Carol  is Todd Haynes’ sixth feature film. It is an adaptation of Patricia Highsmith’s novel The Price of Salt and features Cate Blanchett as our title character, Carol Aird, and Rooney Mara as Therese Belivet. Set in 1950s NYC, Therese is a seasonal temp at a department store while Carol is unhappily married and going through a difficult divorce. One day, their paths cross, but unlike most interactions with strangers, which are largely inconsequential, this one evolves into something else entirely.
Some People Change Your Life Forever… Carol is a love story. But unlike the trailer I saw the film for The Choice , which 1. just from those scant minutes already comes across like a steaming pile of offensively typical garbage (Yes, that is a harsh snap judgement. No, I’m not sorry.) and 2. felt like a misguided bout of if-you-like-this-then-you-may-also-like-this—Carol is subversive and beautiful. In fact, let me take a page from Elizabeth Barrett Browning and proffer my adoration: Oh Carol, how do I love thee? Let me count the ways. I love thee for your quiet flirtatious glances that feel like an intimate secret. I love thee for your well-realized lesbian characters who aren’t defined solely by their sexuality. I love thee for your dreaminess. I love thee for your vulnerable characters who manage to be unshrinking and uncompromising. I love thee for eschewing stereotypes, for foregoing damsels in distress, for exercising restraint and for avoiding hamminess. Carol actually is a fairly conventional love story—as most love stories are wont to be; there are, after all, only so many love stories to tell. What’s special and memorable is its texture, its grain, its feel. Carol shows that Haynes can quite adeptly capture what it feels like to fall in love. Cate Blanchett and Rooney Mara are magnetic and the best things about Carol doesn’t lie in dialogue or plot twists: it’s the minutiae of our leading ladies’ performances. A hand affectionately on a shoulder. An unblinking set of bright eyes. Fingers reluctantly and unsteadily reaching for the telephone hook. These are the things that create Carol’s memorable texture. To watch Carol is to witness the birth and progression a pivotal relationship. Those that put a permanent mark on the fabric of our being—for better or for worse. And to witness this is a true privilege.
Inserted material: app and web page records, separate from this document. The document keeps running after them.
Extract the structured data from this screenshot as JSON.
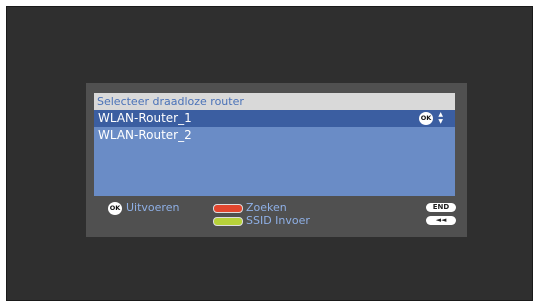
{
  "dialog": {
    "title": "Selecteer draadloze router",
    "routers": [
      {
        "name": "WLAN-Router_1",
        "selected": true
      },
      {
        "name": "WLAN-Router_2",
        "selected": false
      }
    ],
    "row_ok_badge": "OK",
    "row_updown_glyph": "▲▼"
  },
  "footer": {
    "ok_badge": "OK",
    "execute_label": "Uitvoeren",
    "search_label": "Zoeken",
    "ssid_label": "SSID Invoer",
    "end_key": "END",
    "back_key": "◄◄",
    "colors": {
      "search": "#e2462e",
      "ssid": "#b7d23a"
    }
  }
}
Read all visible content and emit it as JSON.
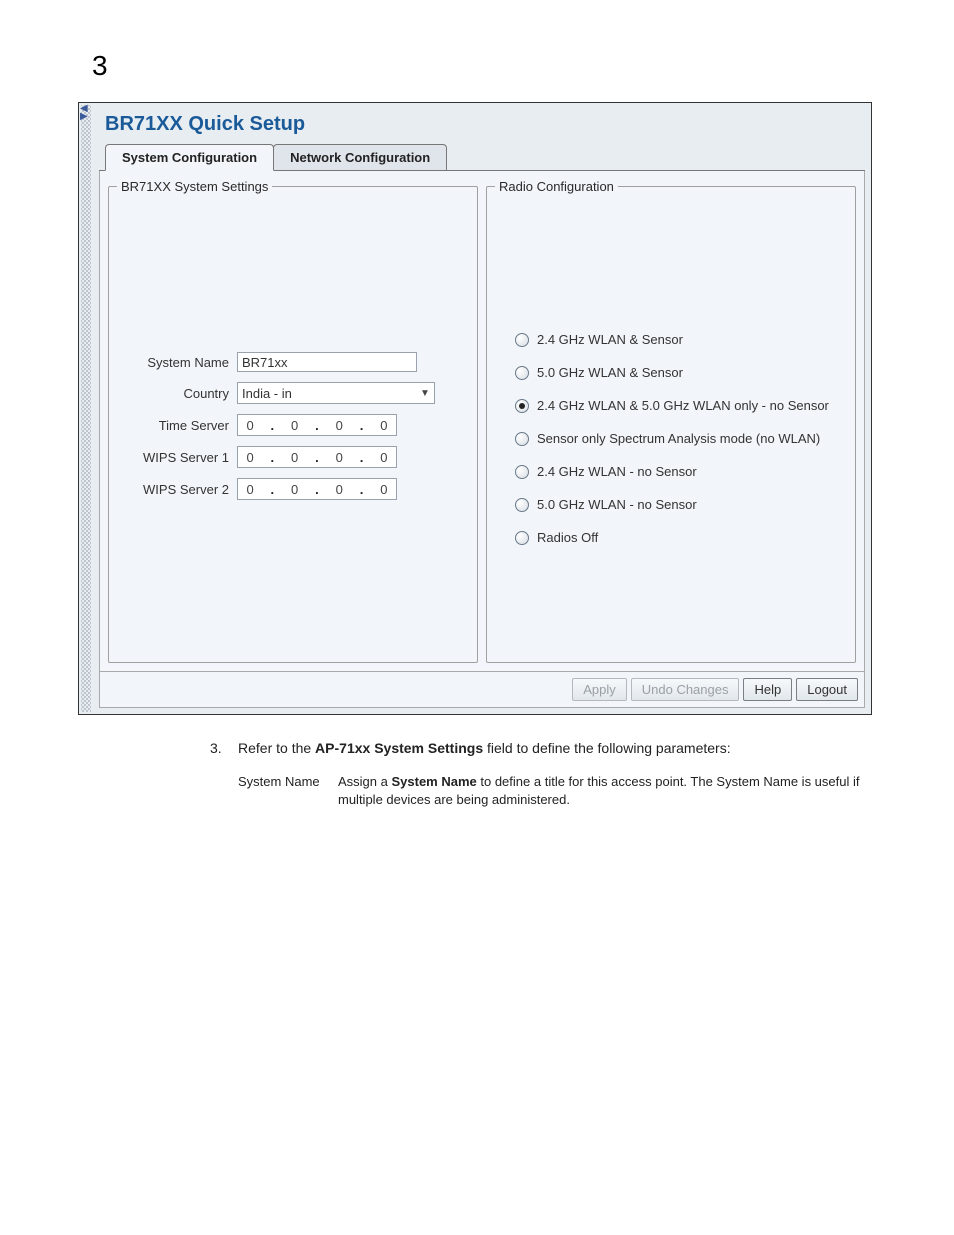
{
  "page_number": "3",
  "title": "BR71XX Quick Setup",
  "tabs": [
    {
      "label": "System Configuration",
      "active": true
    },
    {
      "label": "Network Configuration",
      "active": false
    }
  ],
  "system_settings": {
    "legend": "BR71XX System Settings",
    "system_name": {
      "label": "System Name",
      "value": "BR71xx"
    },
    "country": {
      "label": "Country",
      "value": "India - in"
    },
    "time_server": {
      "label": "Time Server",
      "ip": [
        "0",
        "0",
        "0",
        "0"
      ]
    },
    "wips1": {
      "label": "WIPS Server 1",
      "ip": [
        "0",
        "0",
        "0",
        "0"
      ]
    },
    "wips2": {
      "label": "WIPS Server 2",
      "ip": [
        "0",
        "0",
        "0",
        "0"
      ]
    }
  },
  "radio_config": {
    "legend": "Radio Configuration",
    "options": [
      {
        "label": "2.4 GHz WLAN & Sensor"
      },
      {
        "label": "5.0 GHz WLAN & Sensor"
      },
      {
        "label": "2.4 GHz WLAN & 5.0 GHz WLAN only - no Sensor"
      },
      {
        "label": "Sensor only Spectrum Analysis mode (no WLAN)"
      },
      {
        "label": "2.4 GHz WLAN - no Sensor"
      },
      {
        "label": "5.0 GHz WLAN - no Sensor"
      },
      {
        "label": "Radios Off"
      }
    ],
    "selected_index": 2
  },
  "buttons": {
    "apply": "Apply",
    "undo": "Undo Changes",
    "help": "Help",
    "logout": "Logout"
  },
  "doc": {
    "step_num": "3.",
    "step_prefix": "Refer to the ",
    "step_bold": "AP-71xx System Settings",
    "step_suffix": " field to define the following parameters:",
    "row_label": "System Name",
    "row_prefix": "Assign a ",
    "row_bold": "System Name",
    "row_suffix": " to define a title for this access point. The System Name is useful if multiple devices are being administered."
  }
}
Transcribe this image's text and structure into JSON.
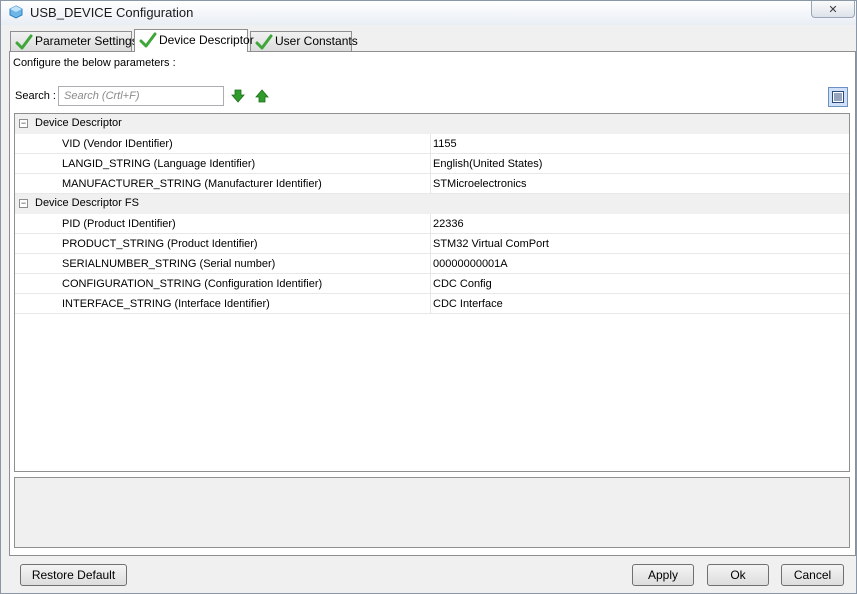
{
  "window": {
    "title": "USB_DEVICE Configuration"
  },
  "tabs": [
    {
      "label": "Parameter Settings",
      "active": false
    },
    {
      "label": "Device Descriptor",
      "active": true
    },
    {
      "label": "User Constants",
      "active": false
    }
  ],
  "panel": {
    "configure_label": "Configure the below parameters :",
    "search_label": "Search :",
    "search_placeholder": "Search (Crtl+F)"
  },
  "groups": [
    {
      "label": "Device Descriptor",
      "toggle": "⊟",
      "properties": [
        {
          "name": "VID (Vendor IDentifier)",
          "value": "1155"
        },
        {
          "name": "LANGID_STRING (Language Identifier)",
          "value": "English(United States)"
        },
        {
          "name": "MANUFACTURER_STRING (Manufacturer Identifier)",
          "value": "STMicroelectronics"
        }
      ]
    },
    {
      "label": "Device Descriptor FS",
      "toggle": "⊟",
      "properties": [
        {
          "name": "PID (Product IDentifier)",
          "value": "22336"
        },
        {
          "name": "PRODUCT_STRING (Product Identifier)",
          "value": "STM32 Virtual ComPort"
        },
        {
          "name": "SERIALNUMBER_STRING (Serial number)",
          "value": "00000000001A"
        },
        {
          "name": "CONFIGURATION_STRING (Configuration Identifier)",
          "value": "CDC Config"
        },
        {
          "name": "INTERFACE_STRING (Interface Identifier)",
          "value": "CDC Interface"
        }
      ]
    }
  ],
  "buttons": {
    "restore_default": "Restore Default",
    "apply": "Apply",
    "ok": "Ok",
    "cancel": "Cancel"
  },
  "colors": {
    "check_green": "#3fa63a",
    "arrow_green": "#2f9d2a",
    "selected_view_bg": "#cfe0f7"
  }
}
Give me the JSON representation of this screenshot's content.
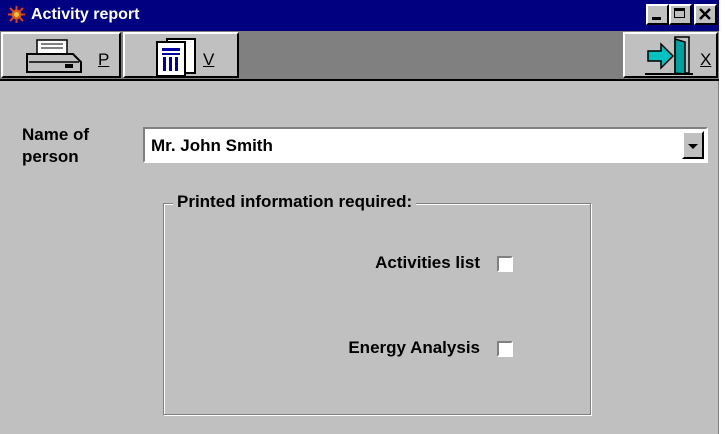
{
  "window": {
    "title": "Activity report",
    "controls": {
      "minimize": "_",
      "maximize": "□",
      "close": "×"
    }
  },
  "toolbar": {
    "print_hotkey": "P",
    "view_hotkey": "V",
    "exit_hotkey": "X"
  },
  "form": {
    "name_label": "Name of\nperson",
    "name_value": "Mr. John Smith",
    "group_title": "Printed information required:",
    "options": [
      {
        "label": "Activities list",
        "checked": false
      },
      {
        "label": "Energy Analysis",
        "checked": false
      }
    ]
  },
  "colors": {
    "title_bar": "#000080",
    "face": "#c0c0c0",
    "toolbar_bg": "#808080"
  }
}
Blue Is, In Fact, The Warmest Colour… Haynes has always been a storyteller who gravitates toward outsiders. Carol and Therese are no different. At first glance, they may seem like any other women from the 1950s and yet, closer observation will reveal that Haynes has set them apart. Never is this more apparent than when Carol attends a party with her husband Harge (Kyle Chandler). At one point during this party, we look onto Carol staring out a set of windows. A fellow wife joins her and asks for a light; she has sneaked off to smoke despite her husband’s disapproval. They quip and Carol lights her cigarette. The two wives—Carol and Smokey McBandit—are bisected on the screen by a large window frame. Carol is in structural, muted grey clothes whereas Smokey McBandit is dressed in a loud white and powder blue sequinned cocktail dress. Smokey McBandit nervously giggles with self-reproach as Carol shrugs off her concerns, maintaining that S.McB should smoke if she enjoys it. Therese, on the other hand, is a different kind of outsider. She favors train sets to dolls. She is hesitant to marry the tall, dark and handsome man chasing her coattails. She wants to be a photographer, not a housewife. Carol and Therese are not the usual suspects of onscreen women and this is refreshing. Other times, the visual language conveys a different kind of information. For much of the film, Carol wears a vibrant coral pink nail varnish. When she, in one scene, instead, has a set of anemic french tips, we instinctively know that things aren’t all right. In a different vein, on multiple occasions, characters are filmed obscured and blurred by glass. It’s hazy and fragmented and definitely not classically the “best” way to shoot an image. Does style here serve the situation, the psychology, both or neither? Interpret it however you’d like, but I would urge you to definitely see the film.